Marvel’s latest superhero film Doctor Strange hits cinemas today, and as usual these days the movie comes blessed with some extra scenes hidden in the middle of and at the end of the credits that hint at future crossovers and sequels.
We’re about to drill into those mid-and-post credits scenes now, so if you haven’t seen the film yet or don’t want to know what happens look away now – because half the fun of magic is seeing the trick be performed, right?
Still here, ready to open your mind? OK then – read on at your own risk.
In the first extra scene, which pops up halfway through the credits, we see Benedict Cumberbatch’s Doctor Strange take a meeting with a familiar figure – Chris Hemsworth’s Avenger Thor, apparently on the hunt for his father Odin (Anthony Hopkins) with his brother Loki (Tom Hiddleston).
Offering Thor tea (before magically transforming it into a refilling beer glass instead), Strange says: “I keep a watchlist of individuals and beings from other realms, that may be a threat to this world. Your adopted brother Loki is one of those beings. So…why bring him here to New York?”
Chris Hemsworth, Tom Hiddleston and director Taika Waititi on the set of Thor: Ragnarok
“It’s a bit of a long story,” Thor explains. “Family drama, that kind of thing. We’re looking for my father.”
“Oh, OK,” Strange replies, “so if you found Odin, you’d all adjourn to Asgard, promptly?”
“Oh yes, promptly.”
Strange’s response? “Right. Allow me to help you.”
Yep, that’s right – it looks like Doctor Strange is going to appear in upcoming threequel Thor: Ragnarok next year and help the Norse brothers in their quest for a big Asgardian family reunion, with this scene possibly even cut directly from that film (as was the case for a similar teaser at the end of Ant-Man).
This isn’t such a complete surprise, as Chris Hemsworth was recently pictured on the set of the upcoming film with a note of Strange's address (above right), but it’s good to have this crossover more officially confirmed so that we can get TRULY excited about a Strange/Loki team-up. Hiddleston and Cumberbatch, together (again) at last!
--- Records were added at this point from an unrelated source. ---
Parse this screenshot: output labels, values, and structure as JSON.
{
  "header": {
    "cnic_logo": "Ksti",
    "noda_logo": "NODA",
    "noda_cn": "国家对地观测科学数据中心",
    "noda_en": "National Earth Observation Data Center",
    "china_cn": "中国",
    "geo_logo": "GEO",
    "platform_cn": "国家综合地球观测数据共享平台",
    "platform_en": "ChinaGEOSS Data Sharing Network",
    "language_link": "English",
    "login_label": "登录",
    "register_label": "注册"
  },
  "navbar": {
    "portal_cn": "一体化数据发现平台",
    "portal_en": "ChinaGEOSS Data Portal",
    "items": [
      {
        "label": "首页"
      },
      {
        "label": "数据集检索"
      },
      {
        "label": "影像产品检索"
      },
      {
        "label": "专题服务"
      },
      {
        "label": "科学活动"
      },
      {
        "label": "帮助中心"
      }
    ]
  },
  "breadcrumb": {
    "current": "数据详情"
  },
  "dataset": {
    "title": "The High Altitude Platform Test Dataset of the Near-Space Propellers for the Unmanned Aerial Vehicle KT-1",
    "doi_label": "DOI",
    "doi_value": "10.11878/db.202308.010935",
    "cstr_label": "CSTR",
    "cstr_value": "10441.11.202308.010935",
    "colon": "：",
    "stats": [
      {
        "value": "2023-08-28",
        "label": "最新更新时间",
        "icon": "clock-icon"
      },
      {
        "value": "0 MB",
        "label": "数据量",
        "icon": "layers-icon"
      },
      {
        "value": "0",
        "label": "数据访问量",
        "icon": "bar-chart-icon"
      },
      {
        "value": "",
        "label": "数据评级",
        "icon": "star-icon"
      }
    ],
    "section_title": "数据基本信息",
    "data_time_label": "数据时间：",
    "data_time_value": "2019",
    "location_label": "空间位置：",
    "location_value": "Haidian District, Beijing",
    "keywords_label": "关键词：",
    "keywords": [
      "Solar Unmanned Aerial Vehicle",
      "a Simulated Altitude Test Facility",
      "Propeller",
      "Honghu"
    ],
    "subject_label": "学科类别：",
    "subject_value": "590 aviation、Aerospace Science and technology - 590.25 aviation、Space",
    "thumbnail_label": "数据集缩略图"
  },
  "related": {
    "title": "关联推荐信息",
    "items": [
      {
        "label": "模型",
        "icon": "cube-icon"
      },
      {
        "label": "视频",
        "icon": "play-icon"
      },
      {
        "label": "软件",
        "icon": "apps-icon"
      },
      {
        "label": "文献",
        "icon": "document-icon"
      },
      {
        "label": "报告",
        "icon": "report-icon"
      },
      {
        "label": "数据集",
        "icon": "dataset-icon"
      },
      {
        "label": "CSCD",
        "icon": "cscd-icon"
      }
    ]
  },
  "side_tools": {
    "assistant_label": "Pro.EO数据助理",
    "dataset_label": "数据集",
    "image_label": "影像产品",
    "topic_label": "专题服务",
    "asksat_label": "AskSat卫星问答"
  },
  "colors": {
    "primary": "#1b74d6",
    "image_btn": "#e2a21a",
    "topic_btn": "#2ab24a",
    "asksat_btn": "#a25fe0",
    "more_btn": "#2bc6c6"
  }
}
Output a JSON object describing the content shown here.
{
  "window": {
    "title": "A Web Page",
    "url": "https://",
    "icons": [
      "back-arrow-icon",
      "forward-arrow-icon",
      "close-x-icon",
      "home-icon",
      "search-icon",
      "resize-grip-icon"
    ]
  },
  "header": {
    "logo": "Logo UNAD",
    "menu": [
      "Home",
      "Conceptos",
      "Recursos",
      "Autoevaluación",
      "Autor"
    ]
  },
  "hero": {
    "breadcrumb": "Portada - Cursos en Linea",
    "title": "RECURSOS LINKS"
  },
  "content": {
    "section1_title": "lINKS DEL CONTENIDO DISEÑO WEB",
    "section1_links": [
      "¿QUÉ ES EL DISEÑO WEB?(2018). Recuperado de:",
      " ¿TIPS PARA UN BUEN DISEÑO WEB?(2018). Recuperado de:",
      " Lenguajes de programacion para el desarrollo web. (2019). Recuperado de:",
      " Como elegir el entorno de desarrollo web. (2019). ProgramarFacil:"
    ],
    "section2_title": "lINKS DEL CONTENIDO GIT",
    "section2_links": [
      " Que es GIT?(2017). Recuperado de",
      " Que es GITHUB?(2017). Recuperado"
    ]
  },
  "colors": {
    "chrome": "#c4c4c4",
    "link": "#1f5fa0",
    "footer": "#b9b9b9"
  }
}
The next extra scene, by contrast, seems more concerned with setting up Doctor Strange’s own sequels, as sorcerer Mordo (Chiwetel Ejiofor) reveals his nasty side.
You see, despite being a friend and ally to Doctor Strange throughout the new film, towards the end Mordo becomes disillusioned by Strange and The Ancient One’s lack of respect for the natural laws of reality, breaking off to rethink his priorities once the battle with Kaecilius (Mads Mikkelsen) is completed.
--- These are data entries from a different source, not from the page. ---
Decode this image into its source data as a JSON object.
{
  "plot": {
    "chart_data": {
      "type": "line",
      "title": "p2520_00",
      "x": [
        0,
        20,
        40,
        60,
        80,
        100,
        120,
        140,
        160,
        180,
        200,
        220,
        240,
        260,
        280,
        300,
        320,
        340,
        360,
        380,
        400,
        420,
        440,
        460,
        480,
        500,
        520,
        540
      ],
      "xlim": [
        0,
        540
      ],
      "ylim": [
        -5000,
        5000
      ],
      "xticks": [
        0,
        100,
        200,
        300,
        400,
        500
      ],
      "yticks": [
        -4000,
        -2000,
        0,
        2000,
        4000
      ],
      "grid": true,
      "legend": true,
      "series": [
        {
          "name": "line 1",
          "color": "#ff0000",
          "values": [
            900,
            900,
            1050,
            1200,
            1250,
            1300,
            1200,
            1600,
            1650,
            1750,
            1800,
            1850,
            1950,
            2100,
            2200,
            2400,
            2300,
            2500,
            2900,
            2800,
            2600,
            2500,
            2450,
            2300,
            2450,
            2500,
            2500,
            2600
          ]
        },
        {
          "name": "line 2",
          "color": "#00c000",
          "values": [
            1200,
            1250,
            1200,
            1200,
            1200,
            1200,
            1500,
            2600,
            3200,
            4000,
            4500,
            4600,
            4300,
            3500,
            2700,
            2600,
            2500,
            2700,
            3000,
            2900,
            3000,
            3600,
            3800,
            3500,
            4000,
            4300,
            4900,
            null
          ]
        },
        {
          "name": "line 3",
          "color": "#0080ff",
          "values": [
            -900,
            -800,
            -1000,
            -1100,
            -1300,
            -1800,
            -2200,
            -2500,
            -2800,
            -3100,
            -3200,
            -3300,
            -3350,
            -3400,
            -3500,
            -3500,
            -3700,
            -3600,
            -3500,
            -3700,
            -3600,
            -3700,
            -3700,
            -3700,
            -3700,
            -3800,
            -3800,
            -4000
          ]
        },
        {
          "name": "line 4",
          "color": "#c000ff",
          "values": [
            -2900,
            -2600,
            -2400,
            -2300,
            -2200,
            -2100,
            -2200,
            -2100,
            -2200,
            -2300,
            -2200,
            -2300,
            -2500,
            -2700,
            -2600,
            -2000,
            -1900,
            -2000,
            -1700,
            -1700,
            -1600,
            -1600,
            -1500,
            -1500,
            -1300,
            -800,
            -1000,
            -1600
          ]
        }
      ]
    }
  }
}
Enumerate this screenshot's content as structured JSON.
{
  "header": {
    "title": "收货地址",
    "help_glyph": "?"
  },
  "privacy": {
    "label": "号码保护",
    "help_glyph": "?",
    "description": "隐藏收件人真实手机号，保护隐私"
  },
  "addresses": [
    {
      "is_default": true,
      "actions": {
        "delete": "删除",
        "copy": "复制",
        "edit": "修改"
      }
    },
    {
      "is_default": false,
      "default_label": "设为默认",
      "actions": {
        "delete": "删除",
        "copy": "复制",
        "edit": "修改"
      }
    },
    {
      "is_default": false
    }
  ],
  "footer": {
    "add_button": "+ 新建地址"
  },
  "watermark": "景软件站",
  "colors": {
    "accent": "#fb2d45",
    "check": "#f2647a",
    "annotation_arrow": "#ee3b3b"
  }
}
And in this post-credits scene it seems like those priorities have been thoroughly rethought, with Mordo confronting Pangborn (Benjamin Bratt), a man who learned magic to heal his spine and other injuries and who directed Strange to the Ancient One earlier in the film.
“I’ve been away for many months now, and I’ve had a revelation,” Mordo mutters menacingly. “The true purpose of a sorcerer is to twist things out of their proper state. Stealing power. Perverting nature. Like you.”
Accordingly, Mordo then removes Pangborn’s power and re-paralyses him, revealing that he sees “at long last what is wrong with the world – too many sorcerors,” suggesting he’ll be making more de-powering trips in the near future. No prizes for guessing who he’ll be after next, possibly in Doctor Strange 2…
Of course, to many fans this twist won’t be too much of a surprise, as in the original comics Doctor Strange is based on Mordo was a villain from the off. In fact, much of the story of baddie Kaecilius in the new movie seems to have been lifted from the comics version of Mordo, who was a student of The Ancient One before plotting to kill him (the film version is a woman played by Tilda Swinton) and who also made deals with various demons to gain extra power and defeat Doctor Strange.
Later, Mordo (in the comics called BARON Mordo) even made a deal with extradimensional baddie Dormammu just as Kaecilius does in the film, though as with all his other schemes to kill Strange this failed.
In the end, it seems like the only comic-book characteristic the film kept for Ejiofor’s version of Mordo was the potential for villainy, if not the same reasons behind it (comics Mordo just wanted power, as opposed to any sort of order). Well, that and the verdant dress sense.
Doctor Strange is in UK cinemas now